What is needed is a word-for-word restatement of all the entries.

----------------

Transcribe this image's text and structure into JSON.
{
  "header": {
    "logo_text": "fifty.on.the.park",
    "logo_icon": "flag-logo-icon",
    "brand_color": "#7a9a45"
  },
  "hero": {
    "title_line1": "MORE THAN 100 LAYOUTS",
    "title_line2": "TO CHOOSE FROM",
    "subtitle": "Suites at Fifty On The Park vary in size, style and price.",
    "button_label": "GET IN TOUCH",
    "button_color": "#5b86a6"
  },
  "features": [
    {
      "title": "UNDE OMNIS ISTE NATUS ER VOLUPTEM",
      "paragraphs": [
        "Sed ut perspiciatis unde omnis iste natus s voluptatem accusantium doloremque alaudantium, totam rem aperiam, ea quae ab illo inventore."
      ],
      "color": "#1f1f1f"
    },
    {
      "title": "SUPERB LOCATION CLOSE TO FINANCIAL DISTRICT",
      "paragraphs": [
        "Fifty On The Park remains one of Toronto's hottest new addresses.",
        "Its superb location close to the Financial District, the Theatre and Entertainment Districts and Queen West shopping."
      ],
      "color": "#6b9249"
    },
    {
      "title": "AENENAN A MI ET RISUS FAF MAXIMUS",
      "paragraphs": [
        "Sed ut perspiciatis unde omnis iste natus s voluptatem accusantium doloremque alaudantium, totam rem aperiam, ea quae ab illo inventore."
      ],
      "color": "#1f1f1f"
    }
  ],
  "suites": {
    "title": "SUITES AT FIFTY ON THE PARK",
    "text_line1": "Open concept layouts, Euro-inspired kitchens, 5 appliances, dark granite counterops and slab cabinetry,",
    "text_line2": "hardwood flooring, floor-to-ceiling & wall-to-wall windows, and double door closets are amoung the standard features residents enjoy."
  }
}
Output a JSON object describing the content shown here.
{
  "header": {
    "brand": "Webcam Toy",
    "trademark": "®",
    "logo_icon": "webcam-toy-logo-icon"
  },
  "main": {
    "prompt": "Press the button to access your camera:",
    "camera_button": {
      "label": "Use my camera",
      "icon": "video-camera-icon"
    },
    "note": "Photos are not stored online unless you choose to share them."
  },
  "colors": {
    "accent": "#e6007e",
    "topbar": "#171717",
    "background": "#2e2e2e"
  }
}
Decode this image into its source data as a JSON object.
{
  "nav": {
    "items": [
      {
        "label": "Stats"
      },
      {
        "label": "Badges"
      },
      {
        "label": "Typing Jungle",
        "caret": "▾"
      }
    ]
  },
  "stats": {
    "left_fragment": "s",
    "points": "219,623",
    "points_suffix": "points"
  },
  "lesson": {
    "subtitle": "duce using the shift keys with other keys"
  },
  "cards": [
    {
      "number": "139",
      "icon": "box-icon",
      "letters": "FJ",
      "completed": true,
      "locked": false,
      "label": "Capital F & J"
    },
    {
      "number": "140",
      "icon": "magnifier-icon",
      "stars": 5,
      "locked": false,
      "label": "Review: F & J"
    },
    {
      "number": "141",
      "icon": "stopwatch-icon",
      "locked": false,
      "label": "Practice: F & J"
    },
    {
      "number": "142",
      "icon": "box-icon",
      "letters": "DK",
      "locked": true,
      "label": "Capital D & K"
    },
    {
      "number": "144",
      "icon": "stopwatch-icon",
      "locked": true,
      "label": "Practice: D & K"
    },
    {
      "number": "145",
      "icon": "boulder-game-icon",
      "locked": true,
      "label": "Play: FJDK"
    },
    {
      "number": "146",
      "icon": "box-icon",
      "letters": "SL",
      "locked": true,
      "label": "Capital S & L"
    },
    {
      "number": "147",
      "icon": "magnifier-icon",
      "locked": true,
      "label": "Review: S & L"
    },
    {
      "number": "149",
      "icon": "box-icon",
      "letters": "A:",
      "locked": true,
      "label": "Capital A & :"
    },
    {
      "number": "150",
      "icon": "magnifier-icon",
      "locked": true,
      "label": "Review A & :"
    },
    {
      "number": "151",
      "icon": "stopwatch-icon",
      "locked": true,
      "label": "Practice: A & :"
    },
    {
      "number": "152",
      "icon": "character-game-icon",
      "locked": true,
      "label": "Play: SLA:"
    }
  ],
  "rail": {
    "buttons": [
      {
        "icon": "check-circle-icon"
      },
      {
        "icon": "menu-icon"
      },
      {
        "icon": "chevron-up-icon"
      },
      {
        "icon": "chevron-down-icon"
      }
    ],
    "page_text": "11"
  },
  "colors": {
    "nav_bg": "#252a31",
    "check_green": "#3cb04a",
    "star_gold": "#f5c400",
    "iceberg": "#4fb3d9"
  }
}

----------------

● **ANSWER BOX**:
Transcribe this image's text and structure into JSON.
{
  "header": {
    "logo_text": "fifty.on.the.park",
    "logo_icon": "flag-logo-icon",
    "brand_color": "#7a9a45"
  },
  "hero": {
    "title_line1": "MORE THAN 100 LAYOUTS",
    "title_line2": "TO CHOOSE FROM",
    "subtitle": "Suites at Fifty On The Park vary in size, style and price.",
    "button_label": "GET IN TOUCH",
    "button_color": "#5b86a6"
  },
  "features": [
    {
      "title": "UNDE OMNIS ISTE NATUS ER VOLUPTEM",
      "paragraphs": [
        "Sed ut perspiciatis unde omnis iste natus s voluptatem accusantium doloremque alaudantium, totam rem aperiam, ea quae ab illo inventore."
      ],
      "color": "#1f1f1f"
    },
    {
      "title": "SUPERB LOCATION CLOSE TO FINANCIAL DISTRICT",
      "paragraphs": [
        "Fifty On The Park remains one of Toronto's hottest new addresses.",
        "Its superb location close to the Financial District, the Theatre and Entertainment Districts and Queen West shopping."
      ],
      "color": "#6b9249"
    },
    {
      "title": "AENENAN A MI ET RISUS FAF MAXIMUS",
      "paragraphs": [
        "Sed ut perspiciatis unde omnis iste natus s voluptatem accusantium doloremque alaudantium, totam rem aperiam, ea quae ab illo inventore."
      ],
      "color": "#1f1f1f"
    }
  ],
  "suites": {
    "title": "SUITES AT FIFTY ON THE PARK",
    "text_line1": "Open concept layouts, Euro-inspired kitchens, 5 appliances, dark granite counterops and slab cabinetry,",
    "text_line2": "hardwood flooring, floor-to-ceiling & wall-to-wall windows, and double door closets are amoung the standard features residents enjoy."
  }
}
Output a JSON object describing the content shown here.
{
  "header": {
    "brand": "Webcam Toy",
    "trademark": "®",
    "logo_icon": "webcam-toy-logo-icon"
  },
  "main": {
    "prompt": "Press the button to access your camera:",
    "camera_button": {
      "label": "Use my camera",
      "icon": "video-camera-icon"
    },
    "note": "Photos are not stored online unless you choose to share them."
  },
  "colors": {
    "accent": "#e6007e",
    "topbar": "#171717",
    "background": "#2e2e2e"
  }
}
Decode this image into its source data as a JSON object.
{
  "nav": {
    "items": [
      {
        "label": "Stats"
      },
      {
        "label": "Badges"
      },
      {
        "label": "Typing Jungle",
        "caret": "▾"
      }
    ]
  },
  "stats": {
    "left_fragment": "s",
    "points": "219,623",
    "points_suffix": "points"
  },
  "lesson": {
    "subtitle": "duce using the shift keys with other keys"
  },
  "cards": [
    {
      "number": "139",
      "icon": "box-icon",
      "letters": "FJ",
      "completed": true,
      "locked": false,
      "label": "Capital F & J"
    },
    {
      "number": "140",
      "icon": "magnifier-icon",
      "stars": 5,
      "locked": false,
      "label": "Review: F & J"
    },
    {
      "number": "141",
      "icon": "stopwatch-icon",
      "locked": false,
      "label": "Practice: F & J"
    },
    {
      "number": "142",
      "icon": "box-icon",
      "letters": "DK",
      "locked": true,
      "label": "Capital D & K"
    },
    {
      "number": "144",
      "icon": "stopwatch-icon",
      "locked": true,
      "label": "Practice: D & K"
    },
    {
      "number": "145",
      "icon": "boulder-game-icon",
      "locked": true,
      "label": "Play: FJDK"
    },
    {
      "number": "146",
      "icon": "box-icon",
      "letters": "SL",
      "locked": true,
      "label": "Capital S & L"
    },
    {
      "number": "147",
      "icon": "magnifier-icon",
      "locked": true,
      "label": "Review: S & L"
    },
    {
      "number": "149",
      "icon": "box-icon",
      "letters": "A:",
      "locked": true,
      "label": "Capital A & :"
    },
    {
      "number": "150",
      "icon": "magnifier-icon",
      "locked": true,
      "label": "Review A & :"
    },
    {
      "number": "151",
      "icon": "stopwatch-icon",
      "locked": true,
      "label": "Practice: A & :"
    },
    {
      "number": "152",
      "icon": "character-game-icon",
      "locked": true,
      "label": "Play: SLA:"
    }
  ],
  "rail": {
    "buttons": [
      {
        "icon": "check-circle-icon"
      },
      {
        "icon": "menu-icon"
      },
      {
        "icon": "chevron-up-icon"
      },
      {
        "icon": "chevron-down-icon"
      }
    ],
    "page_text": "11"
  },
  "colors": {
    "nav_bg": "#252a31",
    "check_green": "#3cb04a",
    "star_gold": "#f5c400",
    "iceberg": "#4fb3d9"
  }
}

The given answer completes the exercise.